DATA SECTION:
========
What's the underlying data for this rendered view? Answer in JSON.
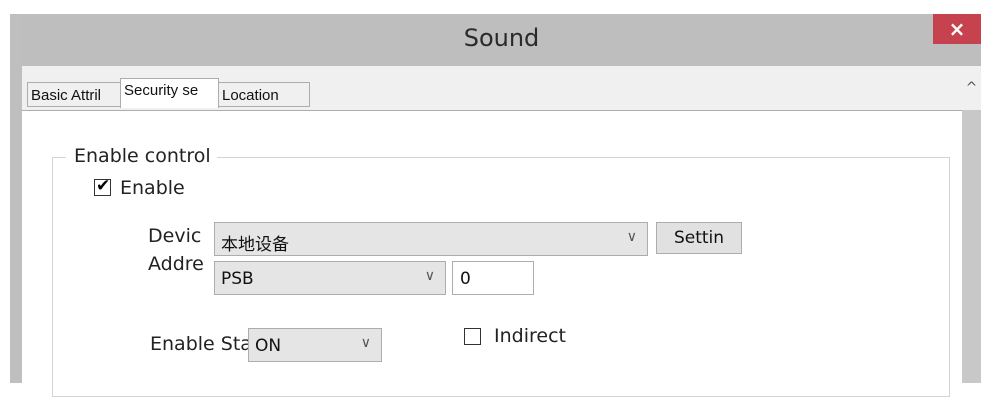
{
  "window": {
    "title": "Sound",
    "close_glyph": "×"
  },
  "tabs": [
    {
      "label": "Basic Attril",
      "active": false
    },
    {
      "label": "Security se",
      "active": true
    },
    {
      "label": "Location",
      "active": false
    }
  ],
  "scrollbar": {
    "up_glyph": "^"
  },
  "enable_control": {
    "group_label": "Enable control",
    "enable_checkbox": {
      "label": "Enable",
      "checked": true,
      "mark": "✔"
    },
    "device": {
      "label": "Devic",
      "value": "本地设备",
      "settings_label": "Settin"
    },
    "address": {
      "label": "Addre",
      "type_value": "PSB",
      "value": "0"
    },
    "enable_state": {
      "label": "Enable Sta",
      "value": "ON"
    },
    "indirect_checkbox": {
      "label": "Indirect",
      "checked": false
    }
  },
  "icons": {
    "chevron": "∨"
  }
}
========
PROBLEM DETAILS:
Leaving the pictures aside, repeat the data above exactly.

SOLVED EXERCISE:
What's the underlying data for this rendered view? Answer in JSON.
{
  "window": {
    "title": "Sound",
    "close_glyph": "×"
  },
  "tabs": [
    {
      "label": "Basic Attril",
      "active": false
    },
    {
      "label": "Security se",
      "active": true
    },
    {
      "label": "Location",
      "active": false
    }
  ],
  "scrollbar": {
    "up_glyph": "^"
  },
  "enable_control": {
    "group_label": "Enable control",
    "enable_checkbox": {
      "label": "Enable",
      "checked": true,
      "mark": "✔"
    },
    "device": {
      "label": "Devic",
      "value": "本地设备",
      "settings_label": "Settin"
    },
    "address": {
      "label": "Addre",
      "type_value": "PSB",
      "value": "0"
    },
    "enable_state": {
      "label": "Enable Sta",
      "value": "ON"
    },
    "indirect_checkbox": {
      "label": "Indirect",
      "checked": false
    }
  },
  "icons": {
    "chevron": "∨"
  }
}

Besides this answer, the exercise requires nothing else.